Why the Market Thinks the Fed Is Going to Be “Hawkish”

Why The Market Thinks the Fed Is Going to Be “Hawkish”

The No. 1 reason the market has priced more hawkishness into this statement is because it’s expected that the final paragraph in the statement will be altered, and the term “considerable time” will be removed from the following paragraph.

“To support continued progress toward maximum employment and price stability, the Committee today reaffirmed its view that a highly accommodative stance of monetary policy will remain appropriate for a considerable time after the asset purchase program ends and the economic recovery strengthens.” (Emphasis added).

That’s potentially important because “considerable time” is generally thought to mean six months.

So a translation of the above statement would read:

“…the Committee today reaffirmed its view rates will stay at 0% for six months after the asset purchase program ends and the economic recovery strengthens.”

And, six months from October (when QE is expected to end) is March – not June, which is the current consensus for when rate hikes will commence.  So, the bottom line here is there’s a fear the Fed may be telegraphing an earlier-than-expected rate increase.

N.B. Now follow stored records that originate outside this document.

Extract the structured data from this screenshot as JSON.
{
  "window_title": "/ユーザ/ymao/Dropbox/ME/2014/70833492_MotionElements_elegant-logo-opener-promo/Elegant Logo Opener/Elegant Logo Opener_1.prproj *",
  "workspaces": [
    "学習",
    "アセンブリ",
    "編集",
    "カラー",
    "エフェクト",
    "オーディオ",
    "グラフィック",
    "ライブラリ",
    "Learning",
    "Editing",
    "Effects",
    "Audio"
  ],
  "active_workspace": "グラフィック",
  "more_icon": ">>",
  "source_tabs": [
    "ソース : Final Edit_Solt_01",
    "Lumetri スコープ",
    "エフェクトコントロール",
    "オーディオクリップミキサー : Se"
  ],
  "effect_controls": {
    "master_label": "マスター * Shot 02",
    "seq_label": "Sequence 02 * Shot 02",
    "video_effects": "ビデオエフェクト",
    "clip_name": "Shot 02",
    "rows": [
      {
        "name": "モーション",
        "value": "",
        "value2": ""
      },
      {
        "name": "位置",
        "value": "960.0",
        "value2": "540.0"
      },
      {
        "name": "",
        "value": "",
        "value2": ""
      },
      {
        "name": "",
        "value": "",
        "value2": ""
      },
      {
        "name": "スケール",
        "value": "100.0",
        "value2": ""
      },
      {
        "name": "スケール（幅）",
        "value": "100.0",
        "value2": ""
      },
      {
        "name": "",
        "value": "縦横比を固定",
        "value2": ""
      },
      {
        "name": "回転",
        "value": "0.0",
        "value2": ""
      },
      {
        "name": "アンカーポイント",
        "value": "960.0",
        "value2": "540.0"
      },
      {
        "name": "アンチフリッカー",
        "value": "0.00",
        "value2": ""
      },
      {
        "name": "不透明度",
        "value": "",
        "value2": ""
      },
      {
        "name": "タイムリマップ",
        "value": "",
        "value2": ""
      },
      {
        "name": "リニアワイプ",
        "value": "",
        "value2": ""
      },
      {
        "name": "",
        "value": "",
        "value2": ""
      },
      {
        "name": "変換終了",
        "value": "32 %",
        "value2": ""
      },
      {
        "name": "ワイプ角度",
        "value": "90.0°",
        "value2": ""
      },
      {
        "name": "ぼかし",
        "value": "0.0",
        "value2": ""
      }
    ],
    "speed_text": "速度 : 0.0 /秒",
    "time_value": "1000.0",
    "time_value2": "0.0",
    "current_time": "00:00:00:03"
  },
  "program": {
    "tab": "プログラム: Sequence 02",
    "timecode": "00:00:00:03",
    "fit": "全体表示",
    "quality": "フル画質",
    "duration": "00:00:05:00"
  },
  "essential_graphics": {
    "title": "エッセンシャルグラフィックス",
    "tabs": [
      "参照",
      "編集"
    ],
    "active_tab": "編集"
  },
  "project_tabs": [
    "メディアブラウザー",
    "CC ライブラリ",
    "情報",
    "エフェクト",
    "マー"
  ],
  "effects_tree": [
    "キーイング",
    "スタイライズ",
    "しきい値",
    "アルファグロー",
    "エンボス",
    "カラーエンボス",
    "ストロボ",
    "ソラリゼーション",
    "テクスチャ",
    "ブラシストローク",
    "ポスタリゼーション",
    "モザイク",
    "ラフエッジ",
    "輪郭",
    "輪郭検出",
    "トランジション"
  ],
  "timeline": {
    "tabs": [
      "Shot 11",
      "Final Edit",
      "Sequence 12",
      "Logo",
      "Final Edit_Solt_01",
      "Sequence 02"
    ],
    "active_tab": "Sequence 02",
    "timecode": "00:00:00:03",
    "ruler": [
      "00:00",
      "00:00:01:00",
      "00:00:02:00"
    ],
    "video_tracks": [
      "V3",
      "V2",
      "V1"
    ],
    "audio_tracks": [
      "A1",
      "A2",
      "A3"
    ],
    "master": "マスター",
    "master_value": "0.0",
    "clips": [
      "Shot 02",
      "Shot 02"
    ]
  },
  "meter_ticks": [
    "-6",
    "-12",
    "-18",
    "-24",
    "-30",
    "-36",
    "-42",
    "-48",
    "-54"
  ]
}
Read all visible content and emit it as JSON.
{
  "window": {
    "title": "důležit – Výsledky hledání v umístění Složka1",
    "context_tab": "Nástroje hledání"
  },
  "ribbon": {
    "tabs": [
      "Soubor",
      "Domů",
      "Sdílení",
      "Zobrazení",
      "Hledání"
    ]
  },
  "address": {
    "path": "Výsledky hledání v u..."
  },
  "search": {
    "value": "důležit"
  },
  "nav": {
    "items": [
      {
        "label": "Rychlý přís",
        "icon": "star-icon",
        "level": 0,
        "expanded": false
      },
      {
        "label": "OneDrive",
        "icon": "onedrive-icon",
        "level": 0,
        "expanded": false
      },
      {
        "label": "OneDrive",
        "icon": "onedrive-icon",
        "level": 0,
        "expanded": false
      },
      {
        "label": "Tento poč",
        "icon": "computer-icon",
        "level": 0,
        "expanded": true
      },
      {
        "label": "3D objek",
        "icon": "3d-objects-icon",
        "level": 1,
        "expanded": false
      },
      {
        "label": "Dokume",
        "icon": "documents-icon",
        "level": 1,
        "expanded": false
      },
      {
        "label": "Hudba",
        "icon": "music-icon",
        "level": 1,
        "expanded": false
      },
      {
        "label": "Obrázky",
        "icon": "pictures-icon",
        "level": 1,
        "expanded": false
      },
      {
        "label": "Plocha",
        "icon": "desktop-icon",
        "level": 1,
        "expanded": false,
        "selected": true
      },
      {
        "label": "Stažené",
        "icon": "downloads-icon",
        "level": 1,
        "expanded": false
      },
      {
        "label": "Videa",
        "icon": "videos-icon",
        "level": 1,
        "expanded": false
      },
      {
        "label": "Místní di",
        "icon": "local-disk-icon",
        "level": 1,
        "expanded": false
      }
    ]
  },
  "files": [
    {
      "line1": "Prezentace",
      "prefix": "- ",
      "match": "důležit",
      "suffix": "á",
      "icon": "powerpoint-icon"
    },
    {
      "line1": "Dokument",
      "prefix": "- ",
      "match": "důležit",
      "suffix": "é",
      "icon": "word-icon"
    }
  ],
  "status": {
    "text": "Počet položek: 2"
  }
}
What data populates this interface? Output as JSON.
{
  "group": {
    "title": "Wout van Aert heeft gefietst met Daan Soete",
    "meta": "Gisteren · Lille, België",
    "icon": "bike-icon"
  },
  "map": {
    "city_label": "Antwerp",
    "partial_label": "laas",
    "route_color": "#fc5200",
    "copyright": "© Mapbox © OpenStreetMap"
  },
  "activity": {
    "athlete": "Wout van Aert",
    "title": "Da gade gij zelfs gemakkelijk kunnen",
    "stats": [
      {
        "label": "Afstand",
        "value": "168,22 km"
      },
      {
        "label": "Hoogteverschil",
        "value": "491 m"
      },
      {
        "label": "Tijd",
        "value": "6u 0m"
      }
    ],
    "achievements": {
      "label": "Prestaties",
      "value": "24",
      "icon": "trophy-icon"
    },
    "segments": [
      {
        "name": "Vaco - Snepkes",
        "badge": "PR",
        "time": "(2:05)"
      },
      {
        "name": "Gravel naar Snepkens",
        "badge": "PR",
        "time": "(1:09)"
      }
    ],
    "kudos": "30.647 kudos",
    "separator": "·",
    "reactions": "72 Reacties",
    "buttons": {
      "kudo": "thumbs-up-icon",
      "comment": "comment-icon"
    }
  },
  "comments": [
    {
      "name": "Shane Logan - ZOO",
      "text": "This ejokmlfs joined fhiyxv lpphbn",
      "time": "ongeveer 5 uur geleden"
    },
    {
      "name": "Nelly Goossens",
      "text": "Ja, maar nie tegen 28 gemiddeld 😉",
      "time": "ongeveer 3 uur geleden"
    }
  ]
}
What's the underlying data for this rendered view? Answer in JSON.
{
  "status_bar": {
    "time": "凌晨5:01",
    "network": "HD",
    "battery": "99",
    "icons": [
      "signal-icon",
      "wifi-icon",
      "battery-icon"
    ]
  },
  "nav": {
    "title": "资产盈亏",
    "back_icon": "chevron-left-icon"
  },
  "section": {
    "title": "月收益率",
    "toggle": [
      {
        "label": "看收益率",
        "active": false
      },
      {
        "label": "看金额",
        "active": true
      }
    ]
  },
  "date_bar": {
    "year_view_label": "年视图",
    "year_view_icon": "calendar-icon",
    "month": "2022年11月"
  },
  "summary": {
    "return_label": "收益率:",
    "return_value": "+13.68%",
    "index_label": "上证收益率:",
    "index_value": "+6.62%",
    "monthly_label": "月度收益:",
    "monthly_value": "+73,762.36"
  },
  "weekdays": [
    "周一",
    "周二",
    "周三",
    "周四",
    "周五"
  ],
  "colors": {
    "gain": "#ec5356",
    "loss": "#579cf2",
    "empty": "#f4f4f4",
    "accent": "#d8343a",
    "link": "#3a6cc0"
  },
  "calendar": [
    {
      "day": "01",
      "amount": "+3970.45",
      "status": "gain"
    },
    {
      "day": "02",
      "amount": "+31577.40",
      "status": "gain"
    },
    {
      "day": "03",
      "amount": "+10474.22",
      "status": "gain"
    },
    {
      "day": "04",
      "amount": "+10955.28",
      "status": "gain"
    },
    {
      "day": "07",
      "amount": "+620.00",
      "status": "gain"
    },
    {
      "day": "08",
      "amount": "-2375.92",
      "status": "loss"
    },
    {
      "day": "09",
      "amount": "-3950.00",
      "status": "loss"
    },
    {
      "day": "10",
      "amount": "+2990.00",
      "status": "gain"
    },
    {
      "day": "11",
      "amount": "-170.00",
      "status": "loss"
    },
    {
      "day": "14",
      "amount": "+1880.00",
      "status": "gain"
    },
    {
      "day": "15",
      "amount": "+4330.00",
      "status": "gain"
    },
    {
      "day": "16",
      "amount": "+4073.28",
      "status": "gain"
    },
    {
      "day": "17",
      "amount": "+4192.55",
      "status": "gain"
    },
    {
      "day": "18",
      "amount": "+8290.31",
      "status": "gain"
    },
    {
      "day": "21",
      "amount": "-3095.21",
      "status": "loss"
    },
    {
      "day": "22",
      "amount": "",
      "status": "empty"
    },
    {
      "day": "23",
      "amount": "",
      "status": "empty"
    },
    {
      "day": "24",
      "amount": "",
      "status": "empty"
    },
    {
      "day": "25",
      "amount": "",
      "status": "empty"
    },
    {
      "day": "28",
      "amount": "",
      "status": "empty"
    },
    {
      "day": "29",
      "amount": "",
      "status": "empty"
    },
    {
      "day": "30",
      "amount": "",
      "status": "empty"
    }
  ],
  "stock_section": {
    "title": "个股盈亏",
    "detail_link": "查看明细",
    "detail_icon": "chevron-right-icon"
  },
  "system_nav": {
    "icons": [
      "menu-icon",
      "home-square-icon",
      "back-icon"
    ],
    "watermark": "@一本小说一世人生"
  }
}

But, that’s not all we need to watch for.

I’ve been saying for over a month now that the pace of interest rate increases is actually much more important than when the first 25-basis-point increase actually occurs.  If the market perceives the Fed as wanting to raise rates faster than current expectations, that will be a massively hawkish event … and a negative on stock prices.

Because of that, the “dots” are important, and tomorrow we get the first look at expectations for where the FOMC members think interest rates will be at the end of 2017.

Bottom line:  If we see movement higher in the “dots,” that will be a hawkish surprise—regardless of the language of the statement.


The market has moved pretty solidly ahead of this meeting, to the point where even if “considerable time” is removed from the statement, we might now see much of a reaction (and it’s very much a coin flip if “considerable time” is even taken out).

So, while I do think the trend in interest rates has shifted and is higher, I think there’s a risk of a “sell the rumor/buy the news” reaction unless we see a material shift higher in the “dots.” Unless Yellen is outrageously dovish in the follow-up press conference, any sort of a rally in bonds would be one to sell into, as again I do believe the trend has changed.